With summer comes the sound of songbirds and the hum of insects.
Often insects are seen as nuisances — pests that need bug dope to keep them away. And while I absolutely hate biting bugs there are some insects I find very interesting and necessary for gardening.
With ladybugs around aphids won’t be a problem in the garden. When we lived on the prairies our house was the ladybugs’ winter home and we never worried about aphids even when the rest of the neighbourhood was complaining of them.
Also, earthworms are good for a garden. They don’t hurt plants, but rather tunnel around them — bringing air, water and other nutrients to the roots of plants, where they need it most.
Ants are common on our farm. Ants are beneficial to a garden in small doses. Too many will definitely do damage to plants, and ants that “farm” aphids have been know to spread disease, but having them pass through — cleaning up small debris and even carrying off aphids — is great. I haven’t had any problems with ants in our garden so I generally let them do their thing.
The job of a worker ant is to collect food to store for the winter. This brings organic material down into the soil. If it isn’t eaten it will break down, enriching the soil.
The ant tunnels also aerate the soil and allow areas for rainwater to pass through. This is usually a job done by earthworms but we don’t have many.
My favourite insects are the pollinators, specifically honeybees. Pollinators are usually bees or wasps, but butterflies and moths also help.
Very small pollinating insects do a very large job. Without them many foods wouldn’t even exist. We rely on them.
This spring I noticed a lack of pollinators.
We have some pumpkin plants growing on our deck and while they have been blooming for over a month now, no fruit has set. Even our pea patch, which is covered in flowers, isn’t humming like it usually does. There are pea pods coming, so something is pollinating the flowers but bees and wasps aren’t overly present.
If we had honeybees this wouldn’t worry me. Honeybees are one of the few insects that can be domesticated so to speak, and I find working with them to be very relaxing.

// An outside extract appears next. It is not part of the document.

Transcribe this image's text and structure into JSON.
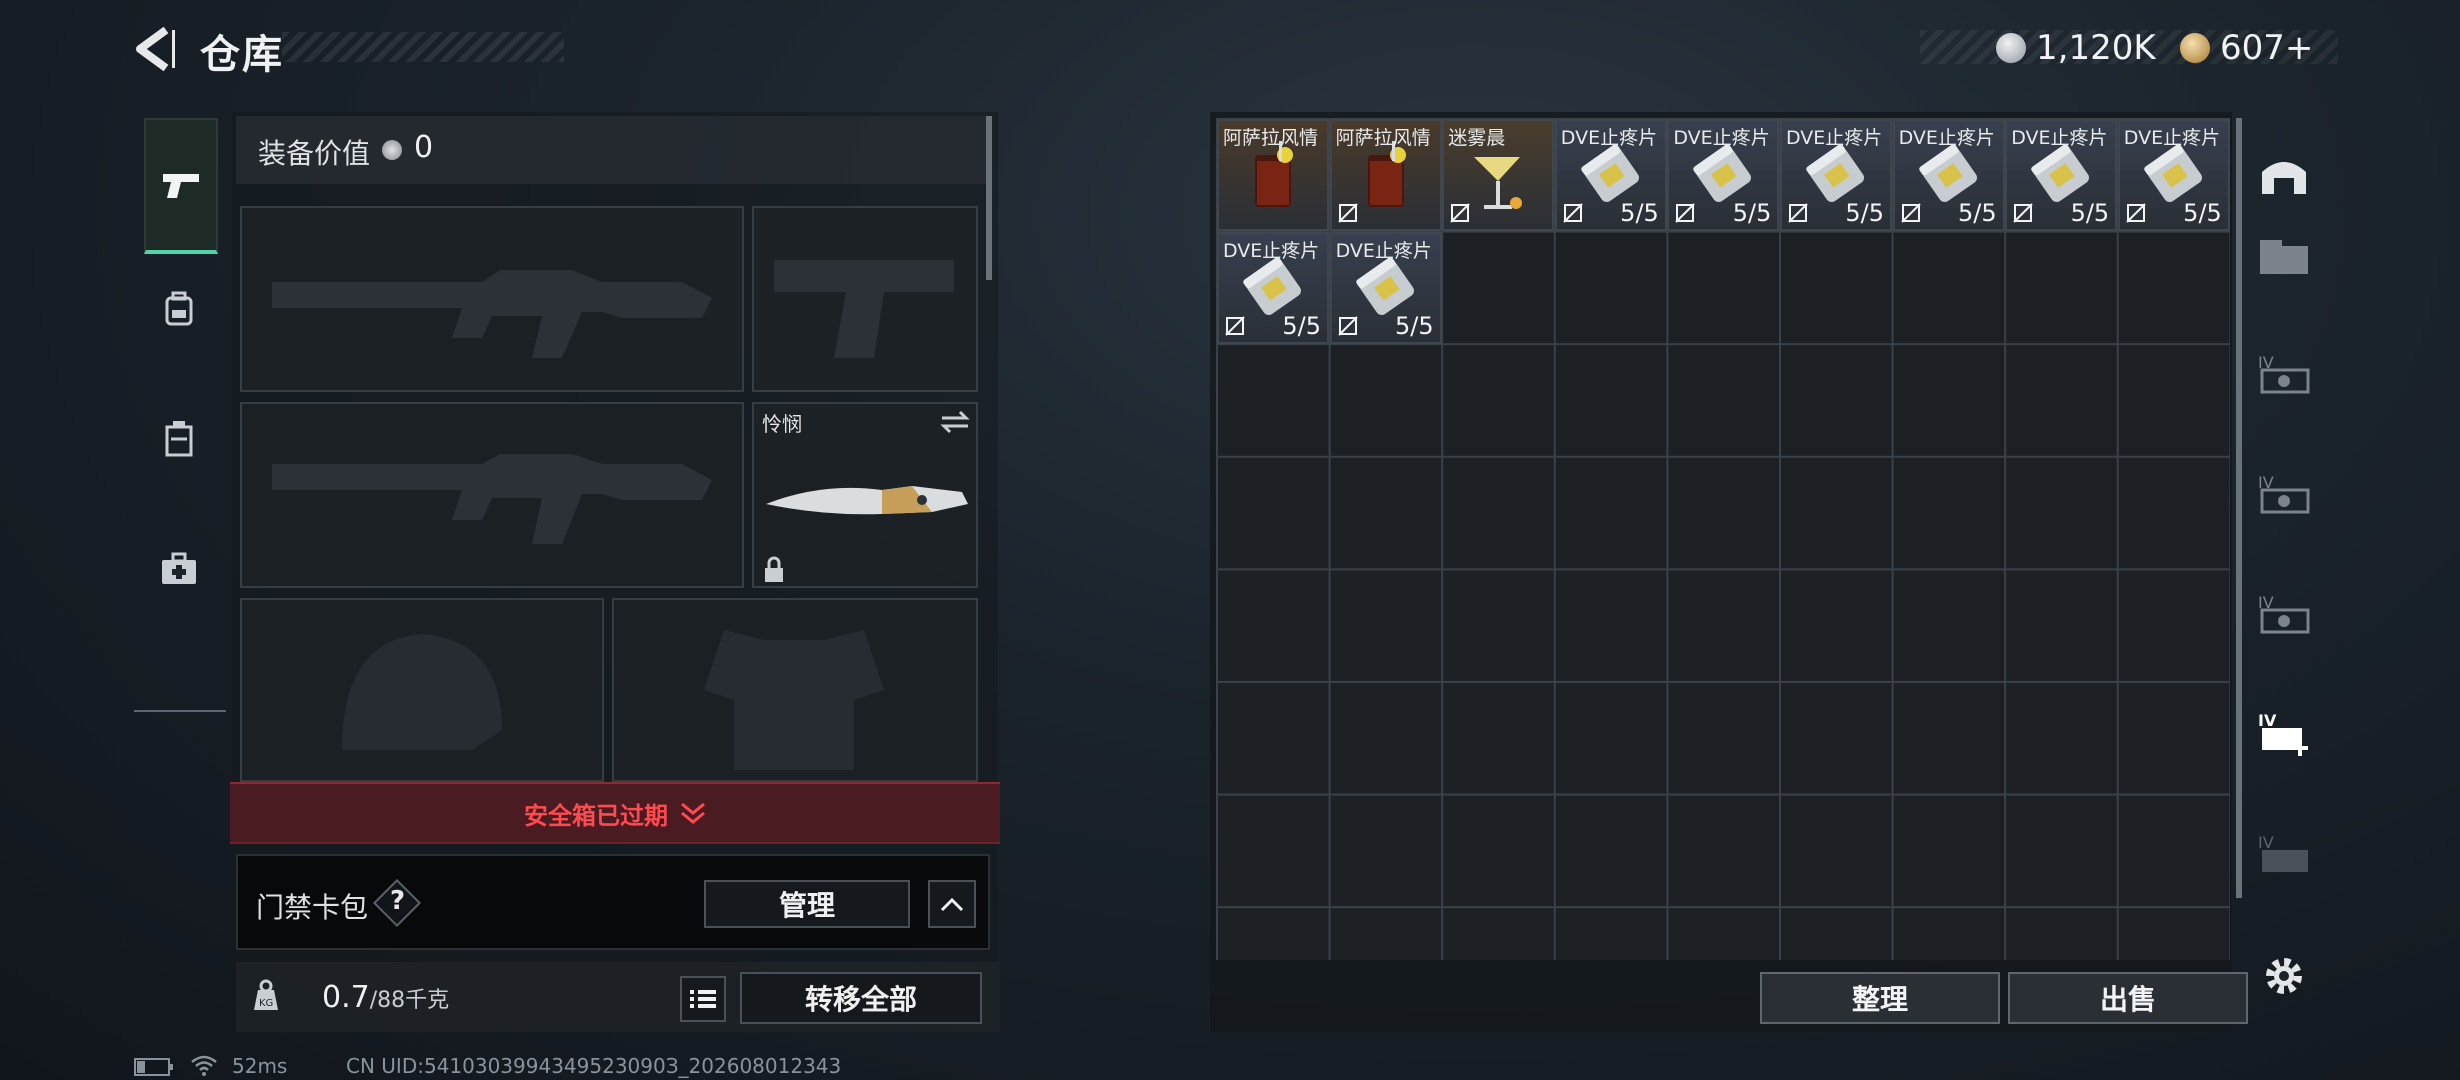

A few years ago I worked a couple of hives. They didn’t produce much honey because I got them late in the spring but it was nice to see the orderliness of their lives.
And when anything bloomed in the garden, even the broccoli, the place just hummed with their busyness.